Objective<br />Increasing age at first childbirth has been suggested to increase the risk for infertility. Our objective is to determine whether women above thirty years of age historically have been able to sustain fertility rates above replacement level.<br /><br />Design<br />A descriptive nationwide Danish study using birth registries from 1901–2014.<br /><br />Setting<br />Information on women’s age at childbirth was obtained by using records from primary, secondary and tertiary institutions.<br /><br />Participants<br />Mothers to 8,024,969 live births.<br /><br />Main outcome measures<br />Mothers were stratified according to age at childbirth to determine total and age specific fertility rates.<br /><br />Results<br />Total fertility rate (TFR) decreased from 4.1 to 1.8 children per woman and age specific fertility also decreased from 1901 to 2014. Women aged 30–34, 35–39 or 40–44 years in the first decade of the 20th century had higher fertility rates than the corresponding five year younger age groups (25–29, 30–34 and 35–39, respectively) have had for the last 65 years. On average, women gave birth to two children after the age of 30 and one or more child after 35 years of age in the beginning of the 1900s. Furthermore, women more than 40 years of age accounted for 10% of TFR in 1901 compared with 4% in 2014 despite usage of assisted reproduction.<br /><br />Conclusion<br />This nationwide study shows that women above 30 years of age historically have been able to sustain fertility rates above replacement level. This implies that other factors besides age are strong determinants of fertility in women above 30 years of age.
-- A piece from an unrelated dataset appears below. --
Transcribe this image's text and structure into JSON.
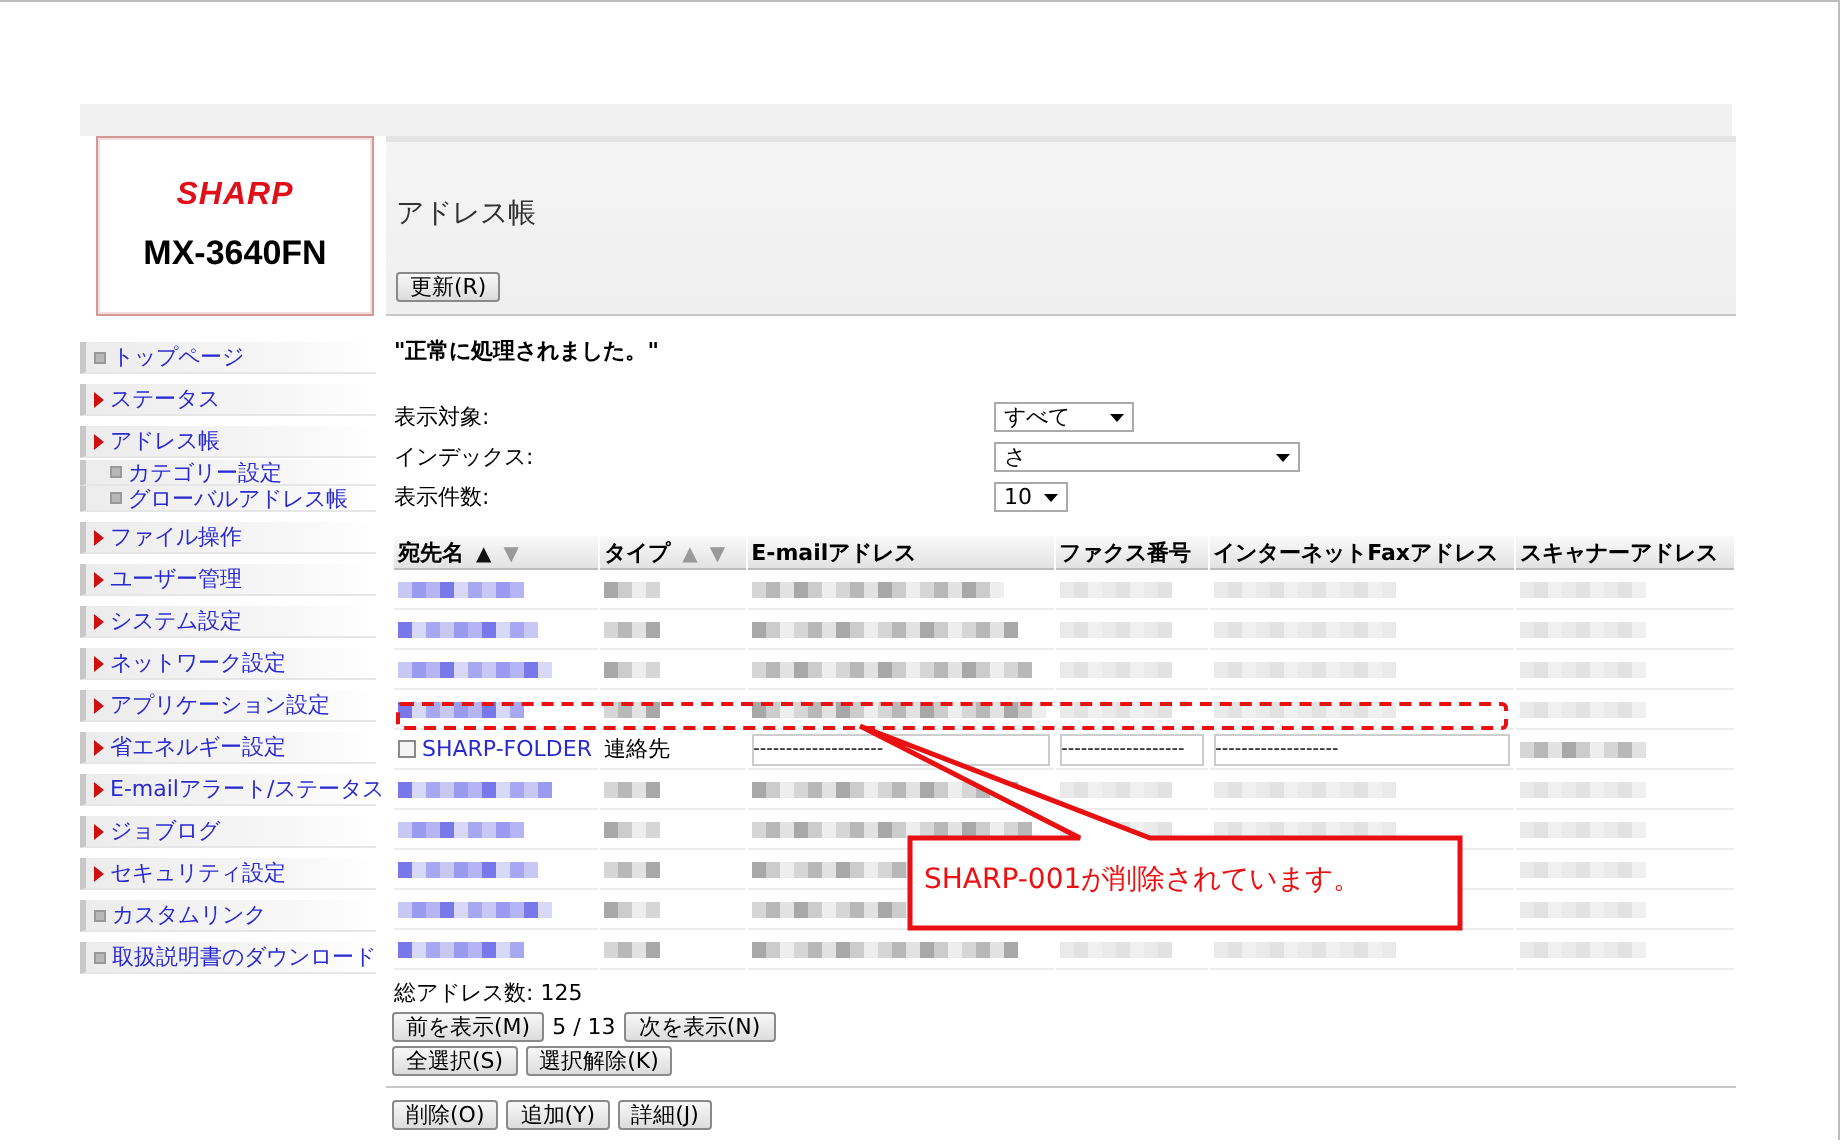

Jensen, M. B., Priskorn, L., Jensen, T. K., Juul, A., & Skakkebaek, N. E. (2015). Temporal Trends in Fertility Rates: A Nationwide Registry Based Study from 1901 to 2014. PLoS ONE, 10(12). https://doi.org/10.1371/journal.pone.0143722